  30. 30. • areas at risk need local fullytrained and equipped SAR groups• technology and expertise needto be transferred preventativelyto where they are needed• twinning, exchange between SAR groups• better building standards, moreunderstanding of SAR requirements.To avoid scenes like this...
  31. 31. More than 1000 humanitatian agencieswork in Dhaka, capital of Bangladesh
  32. 32. The essential role of governance:decision making bydemocratic participation
  33. 33. • logistical support adequate in the field?• can disaster-related problems bedistinguished from endemic ones?• can local leaders and stakeholder groupsbe identified and dialogue started?• what sort of assistance is really needed?• is inter-agency co-ordination adequate?.Some practical considerations
  34. 34. The controversy over transitional shelter:post-disaster shelter solutions haveseldom considered urban area problems:-• lack of space for building• need for high-density solutions• intensive provision of services.
  35. 35. Analysethe contextAssessneedsBuildscenariosSetprioritiesPlan theresponseIssue aconsolidatedor flashappealMonitorand reviseReporton actionsUN-OCHA Humanitarian Actions
  36. 36. UN-OCHA Clusters:-• Emergency telecommunications• Water and sanitation (WASH)• Emergency shelter• Infrastructure• Early recovery• Agriculture• Education• Health• Food

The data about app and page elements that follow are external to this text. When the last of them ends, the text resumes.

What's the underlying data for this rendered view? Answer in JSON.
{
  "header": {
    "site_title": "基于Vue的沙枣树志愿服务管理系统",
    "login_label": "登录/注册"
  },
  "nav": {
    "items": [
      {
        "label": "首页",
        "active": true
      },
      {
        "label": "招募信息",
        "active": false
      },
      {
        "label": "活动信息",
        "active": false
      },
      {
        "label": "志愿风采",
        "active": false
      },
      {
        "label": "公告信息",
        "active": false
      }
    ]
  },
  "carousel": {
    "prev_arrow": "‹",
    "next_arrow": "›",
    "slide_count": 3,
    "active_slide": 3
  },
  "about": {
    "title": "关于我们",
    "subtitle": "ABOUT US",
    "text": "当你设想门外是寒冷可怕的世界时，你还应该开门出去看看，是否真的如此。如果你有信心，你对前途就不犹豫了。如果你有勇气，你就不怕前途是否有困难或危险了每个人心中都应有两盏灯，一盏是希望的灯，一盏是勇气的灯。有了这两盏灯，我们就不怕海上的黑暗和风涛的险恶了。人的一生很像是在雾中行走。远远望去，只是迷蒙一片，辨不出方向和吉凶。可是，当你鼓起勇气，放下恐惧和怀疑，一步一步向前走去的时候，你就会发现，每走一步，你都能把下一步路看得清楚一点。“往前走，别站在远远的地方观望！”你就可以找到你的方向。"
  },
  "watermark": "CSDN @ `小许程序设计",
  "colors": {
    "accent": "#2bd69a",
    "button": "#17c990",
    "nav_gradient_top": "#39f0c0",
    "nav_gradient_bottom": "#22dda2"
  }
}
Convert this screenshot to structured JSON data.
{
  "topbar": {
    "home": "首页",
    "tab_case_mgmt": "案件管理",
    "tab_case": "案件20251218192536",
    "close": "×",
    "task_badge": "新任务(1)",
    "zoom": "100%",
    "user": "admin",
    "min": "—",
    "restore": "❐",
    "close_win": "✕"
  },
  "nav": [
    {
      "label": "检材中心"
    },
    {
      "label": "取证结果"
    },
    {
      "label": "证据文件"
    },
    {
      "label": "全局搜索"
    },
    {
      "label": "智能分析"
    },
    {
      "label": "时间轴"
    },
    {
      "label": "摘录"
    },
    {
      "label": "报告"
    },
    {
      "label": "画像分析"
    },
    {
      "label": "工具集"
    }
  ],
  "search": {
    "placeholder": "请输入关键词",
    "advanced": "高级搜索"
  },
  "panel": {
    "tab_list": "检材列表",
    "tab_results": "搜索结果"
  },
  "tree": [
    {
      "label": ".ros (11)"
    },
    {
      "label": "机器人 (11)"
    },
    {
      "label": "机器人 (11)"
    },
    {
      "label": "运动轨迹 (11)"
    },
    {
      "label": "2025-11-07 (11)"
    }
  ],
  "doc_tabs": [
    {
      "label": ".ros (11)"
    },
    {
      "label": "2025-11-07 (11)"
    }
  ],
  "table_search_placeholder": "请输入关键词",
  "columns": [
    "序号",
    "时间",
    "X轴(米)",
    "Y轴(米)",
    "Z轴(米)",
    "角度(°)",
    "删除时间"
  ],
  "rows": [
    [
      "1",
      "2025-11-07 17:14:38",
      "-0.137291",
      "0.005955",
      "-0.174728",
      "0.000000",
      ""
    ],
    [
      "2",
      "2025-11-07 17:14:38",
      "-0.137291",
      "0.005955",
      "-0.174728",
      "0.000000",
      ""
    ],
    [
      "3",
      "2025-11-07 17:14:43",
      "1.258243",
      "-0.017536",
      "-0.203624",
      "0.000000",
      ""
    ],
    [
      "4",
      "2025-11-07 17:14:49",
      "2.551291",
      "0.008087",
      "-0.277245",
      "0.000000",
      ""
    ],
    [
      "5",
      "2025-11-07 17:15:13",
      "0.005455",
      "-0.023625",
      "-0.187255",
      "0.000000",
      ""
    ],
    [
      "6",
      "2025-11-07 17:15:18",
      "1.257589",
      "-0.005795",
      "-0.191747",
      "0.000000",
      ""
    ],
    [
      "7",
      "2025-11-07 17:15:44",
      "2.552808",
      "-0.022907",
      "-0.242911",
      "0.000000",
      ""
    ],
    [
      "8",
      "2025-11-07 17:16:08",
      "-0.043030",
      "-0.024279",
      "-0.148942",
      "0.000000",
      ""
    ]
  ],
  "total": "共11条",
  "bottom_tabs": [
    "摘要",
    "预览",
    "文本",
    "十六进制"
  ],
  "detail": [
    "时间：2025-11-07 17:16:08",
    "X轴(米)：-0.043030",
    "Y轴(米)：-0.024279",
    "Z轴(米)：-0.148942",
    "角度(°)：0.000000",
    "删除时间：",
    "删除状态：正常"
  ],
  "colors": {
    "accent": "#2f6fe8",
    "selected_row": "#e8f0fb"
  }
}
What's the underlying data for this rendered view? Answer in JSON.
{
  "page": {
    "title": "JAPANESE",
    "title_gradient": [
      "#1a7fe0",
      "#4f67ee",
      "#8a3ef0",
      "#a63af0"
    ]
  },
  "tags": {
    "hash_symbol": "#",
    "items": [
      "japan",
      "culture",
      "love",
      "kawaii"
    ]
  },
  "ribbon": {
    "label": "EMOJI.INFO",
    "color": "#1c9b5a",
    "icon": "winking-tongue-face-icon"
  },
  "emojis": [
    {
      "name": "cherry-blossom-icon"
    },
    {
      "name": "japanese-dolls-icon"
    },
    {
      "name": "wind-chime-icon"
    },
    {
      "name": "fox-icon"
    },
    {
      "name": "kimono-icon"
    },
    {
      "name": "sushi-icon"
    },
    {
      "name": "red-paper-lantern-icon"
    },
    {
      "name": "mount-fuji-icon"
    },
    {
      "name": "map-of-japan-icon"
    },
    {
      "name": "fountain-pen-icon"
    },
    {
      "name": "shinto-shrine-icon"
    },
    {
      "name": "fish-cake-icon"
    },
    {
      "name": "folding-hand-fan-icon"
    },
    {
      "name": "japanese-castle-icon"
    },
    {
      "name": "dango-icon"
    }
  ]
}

  37. 37. • radical changes are needed to adaptthe world relief system to new realities• currently the system is inefficientand still too heavily based onreaction rather than prevention• integration is a matter of voluntarycollaboration among a heterogeneousgroup of agencies, according toa somewhat arbitrary set of rules.In synthesis...
  38. 38. • emerging risks,pandemics• climate change& sea-level rise• millennial events• poverty/vulnerabilitycomplex• wealth gap.The imperatives:-
  39. 39.